Traditional marriage between a man and a woman does not require the type of deep intentional negotiation that exists in queer or non-monogamous relationships."
As equals, our partnerships rely solely on the depth of introspective understanding of our self-interests and needs, our ability to negotiate a mutually beneficial agreement, and our intentional commitment to that agreement. But of course, we do not live in a society of equals, so the stability of my non-monogamous marriage then (and really any relationship I engage in) depends both on the depth of that intentionality in the merging of self-interests, and in the relinquishing of privilege in the negotiation of our commitment to one another.
Sounds like a piece of cake, right?
Maybe it would be simpler to just wear one of those red hats everyone’s got on these days. […]
All of that is to say nothing about the depth of meaning that comes along with committing yourself to the shared interests of your life partner rather than following a path of selfish pursuits.
My commitment to my wife is the most intentional, visionary, and sacred agreement I’ve ever made, and will ever make, in my life.
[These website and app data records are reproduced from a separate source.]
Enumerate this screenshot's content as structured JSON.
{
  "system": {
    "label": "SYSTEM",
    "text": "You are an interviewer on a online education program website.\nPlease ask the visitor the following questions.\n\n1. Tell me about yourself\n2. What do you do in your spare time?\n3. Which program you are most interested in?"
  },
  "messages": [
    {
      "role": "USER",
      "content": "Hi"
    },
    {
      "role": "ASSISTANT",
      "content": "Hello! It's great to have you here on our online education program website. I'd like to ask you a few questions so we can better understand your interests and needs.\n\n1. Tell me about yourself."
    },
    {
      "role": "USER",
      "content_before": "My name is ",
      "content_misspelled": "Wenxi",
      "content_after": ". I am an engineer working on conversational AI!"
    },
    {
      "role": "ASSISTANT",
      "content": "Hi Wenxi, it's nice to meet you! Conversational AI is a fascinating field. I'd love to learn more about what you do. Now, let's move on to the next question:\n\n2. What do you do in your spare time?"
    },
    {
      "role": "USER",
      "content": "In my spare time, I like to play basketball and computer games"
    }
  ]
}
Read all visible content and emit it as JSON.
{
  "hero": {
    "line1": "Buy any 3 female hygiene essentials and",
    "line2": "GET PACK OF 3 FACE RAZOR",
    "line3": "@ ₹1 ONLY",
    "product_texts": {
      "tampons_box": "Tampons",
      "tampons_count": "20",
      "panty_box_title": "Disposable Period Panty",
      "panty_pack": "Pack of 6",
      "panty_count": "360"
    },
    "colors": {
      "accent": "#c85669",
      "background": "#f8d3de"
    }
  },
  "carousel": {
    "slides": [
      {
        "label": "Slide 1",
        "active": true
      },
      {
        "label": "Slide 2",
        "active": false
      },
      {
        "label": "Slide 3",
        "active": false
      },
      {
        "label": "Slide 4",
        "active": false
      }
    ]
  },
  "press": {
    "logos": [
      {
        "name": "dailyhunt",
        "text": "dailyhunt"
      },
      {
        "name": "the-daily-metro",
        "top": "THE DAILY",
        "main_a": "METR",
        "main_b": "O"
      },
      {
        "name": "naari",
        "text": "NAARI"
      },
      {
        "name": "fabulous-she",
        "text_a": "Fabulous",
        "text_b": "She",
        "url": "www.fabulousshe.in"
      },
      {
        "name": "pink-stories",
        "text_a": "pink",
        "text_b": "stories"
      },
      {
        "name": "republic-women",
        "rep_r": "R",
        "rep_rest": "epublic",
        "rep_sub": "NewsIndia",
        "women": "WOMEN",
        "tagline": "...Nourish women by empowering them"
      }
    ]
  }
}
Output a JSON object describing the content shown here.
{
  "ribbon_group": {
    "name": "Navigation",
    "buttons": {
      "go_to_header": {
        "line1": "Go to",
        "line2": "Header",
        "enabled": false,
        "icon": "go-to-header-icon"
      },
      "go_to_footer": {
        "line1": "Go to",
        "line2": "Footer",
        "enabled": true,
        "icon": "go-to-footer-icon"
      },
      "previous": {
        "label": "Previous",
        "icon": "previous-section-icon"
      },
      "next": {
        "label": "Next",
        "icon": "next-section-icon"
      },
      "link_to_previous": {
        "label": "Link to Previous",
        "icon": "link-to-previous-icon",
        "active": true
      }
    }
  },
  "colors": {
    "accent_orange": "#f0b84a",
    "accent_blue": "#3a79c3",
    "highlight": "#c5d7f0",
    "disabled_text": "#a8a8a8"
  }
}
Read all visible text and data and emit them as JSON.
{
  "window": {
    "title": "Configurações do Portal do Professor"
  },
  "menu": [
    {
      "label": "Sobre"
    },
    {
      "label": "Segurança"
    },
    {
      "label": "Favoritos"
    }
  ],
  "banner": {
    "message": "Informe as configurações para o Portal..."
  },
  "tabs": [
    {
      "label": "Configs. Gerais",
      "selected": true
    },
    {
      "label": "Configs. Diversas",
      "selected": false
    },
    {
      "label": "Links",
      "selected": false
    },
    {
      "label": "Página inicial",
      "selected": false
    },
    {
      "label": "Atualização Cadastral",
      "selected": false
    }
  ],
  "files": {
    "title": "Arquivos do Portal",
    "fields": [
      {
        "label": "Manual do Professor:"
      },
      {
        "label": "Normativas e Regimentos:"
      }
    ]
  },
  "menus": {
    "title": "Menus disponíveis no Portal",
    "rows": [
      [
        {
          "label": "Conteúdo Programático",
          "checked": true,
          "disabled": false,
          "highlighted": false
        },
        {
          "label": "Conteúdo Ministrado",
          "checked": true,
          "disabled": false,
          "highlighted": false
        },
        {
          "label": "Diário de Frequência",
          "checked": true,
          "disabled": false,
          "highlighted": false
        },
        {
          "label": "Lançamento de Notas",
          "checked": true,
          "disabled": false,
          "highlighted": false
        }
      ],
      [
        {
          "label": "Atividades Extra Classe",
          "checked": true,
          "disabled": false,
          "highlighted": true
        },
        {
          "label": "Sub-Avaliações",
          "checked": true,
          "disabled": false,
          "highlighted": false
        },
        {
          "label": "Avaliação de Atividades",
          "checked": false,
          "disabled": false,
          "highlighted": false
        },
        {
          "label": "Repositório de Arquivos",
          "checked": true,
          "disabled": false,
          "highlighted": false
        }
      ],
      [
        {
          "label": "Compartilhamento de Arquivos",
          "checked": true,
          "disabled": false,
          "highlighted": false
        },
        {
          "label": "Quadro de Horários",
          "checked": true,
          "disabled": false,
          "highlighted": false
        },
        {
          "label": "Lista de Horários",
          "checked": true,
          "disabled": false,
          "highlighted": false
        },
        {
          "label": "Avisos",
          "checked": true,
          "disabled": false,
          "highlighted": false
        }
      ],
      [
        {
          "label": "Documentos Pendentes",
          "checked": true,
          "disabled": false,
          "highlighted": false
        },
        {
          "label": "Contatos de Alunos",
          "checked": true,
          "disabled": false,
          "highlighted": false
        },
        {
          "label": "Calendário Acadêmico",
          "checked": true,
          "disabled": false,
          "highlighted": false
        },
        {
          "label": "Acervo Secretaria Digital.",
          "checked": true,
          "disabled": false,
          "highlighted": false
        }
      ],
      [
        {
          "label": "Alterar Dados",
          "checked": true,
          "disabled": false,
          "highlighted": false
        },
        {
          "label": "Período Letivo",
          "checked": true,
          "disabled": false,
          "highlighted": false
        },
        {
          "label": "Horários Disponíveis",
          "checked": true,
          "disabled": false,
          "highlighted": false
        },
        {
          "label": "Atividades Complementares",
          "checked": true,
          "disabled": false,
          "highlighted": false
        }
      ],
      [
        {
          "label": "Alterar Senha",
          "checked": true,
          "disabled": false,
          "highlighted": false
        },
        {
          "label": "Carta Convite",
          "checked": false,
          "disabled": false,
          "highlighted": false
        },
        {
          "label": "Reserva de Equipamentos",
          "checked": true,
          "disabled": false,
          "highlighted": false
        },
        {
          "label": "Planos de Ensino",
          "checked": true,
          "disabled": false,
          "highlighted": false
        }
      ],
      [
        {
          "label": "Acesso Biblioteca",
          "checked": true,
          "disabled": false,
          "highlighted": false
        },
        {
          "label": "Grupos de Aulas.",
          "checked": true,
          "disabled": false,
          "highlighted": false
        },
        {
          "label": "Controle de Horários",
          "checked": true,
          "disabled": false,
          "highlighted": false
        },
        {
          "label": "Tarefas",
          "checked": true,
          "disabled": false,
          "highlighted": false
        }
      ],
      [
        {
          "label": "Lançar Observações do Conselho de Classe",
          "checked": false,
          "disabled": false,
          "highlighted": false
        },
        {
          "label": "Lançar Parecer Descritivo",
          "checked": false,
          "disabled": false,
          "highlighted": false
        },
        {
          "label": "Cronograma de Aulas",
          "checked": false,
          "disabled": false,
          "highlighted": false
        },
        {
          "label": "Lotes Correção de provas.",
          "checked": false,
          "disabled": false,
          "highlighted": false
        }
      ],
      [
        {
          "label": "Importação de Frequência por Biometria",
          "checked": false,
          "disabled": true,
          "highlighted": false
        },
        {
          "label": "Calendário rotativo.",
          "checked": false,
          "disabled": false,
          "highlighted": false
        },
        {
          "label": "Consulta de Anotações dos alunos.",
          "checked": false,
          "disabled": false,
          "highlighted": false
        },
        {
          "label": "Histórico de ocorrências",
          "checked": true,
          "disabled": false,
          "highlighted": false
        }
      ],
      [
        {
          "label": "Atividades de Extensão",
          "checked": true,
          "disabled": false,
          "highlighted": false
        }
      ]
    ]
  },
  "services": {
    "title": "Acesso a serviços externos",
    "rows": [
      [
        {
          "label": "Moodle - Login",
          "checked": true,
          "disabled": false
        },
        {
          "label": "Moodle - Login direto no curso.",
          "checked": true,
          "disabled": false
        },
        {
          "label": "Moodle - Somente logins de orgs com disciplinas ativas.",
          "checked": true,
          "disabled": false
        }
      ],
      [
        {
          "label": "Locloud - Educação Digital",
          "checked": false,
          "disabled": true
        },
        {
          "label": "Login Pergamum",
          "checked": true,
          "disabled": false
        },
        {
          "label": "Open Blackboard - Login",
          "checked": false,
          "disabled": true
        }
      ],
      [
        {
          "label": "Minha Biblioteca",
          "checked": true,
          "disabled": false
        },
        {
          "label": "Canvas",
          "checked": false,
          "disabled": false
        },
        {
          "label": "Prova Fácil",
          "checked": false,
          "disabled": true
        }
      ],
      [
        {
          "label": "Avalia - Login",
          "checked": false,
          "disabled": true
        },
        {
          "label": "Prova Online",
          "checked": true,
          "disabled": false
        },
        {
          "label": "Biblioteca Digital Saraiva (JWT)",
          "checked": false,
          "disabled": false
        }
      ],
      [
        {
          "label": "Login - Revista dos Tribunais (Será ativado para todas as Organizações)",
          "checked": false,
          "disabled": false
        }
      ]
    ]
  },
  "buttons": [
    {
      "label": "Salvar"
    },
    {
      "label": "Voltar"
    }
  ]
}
It is a melding of both of our self-interests, needs, future visions for our life, and it embodies a deep commitment to prioritize our marriage contract (ketubah), which was not only negotiated between our two individual parties but was witnessed and supported by both of our families and our larger community.
Contrary to popular cultural beliefs, though, what that commitment to our marriage doesn’t encompass for us is an exclusion of all other consensual sexual, romantic, or social relationships from our lives. There does exist a fundamental shift in our understanding of these outside relationships from before our marriage commitment to one another, as now both of our needs are part of any negotiation with any of our outside partners. But the beauty of living a life open to experience, to conversation and discussion, to change and growth, and ultimately to the abundance of love, is that our commitment to one another is renewed with each passing day. The rooted core of that bond will outlive an army of red-hatted fascists by being flexible to life’s tribulations, buoyed by love, and bound by our never-ending faith in one another.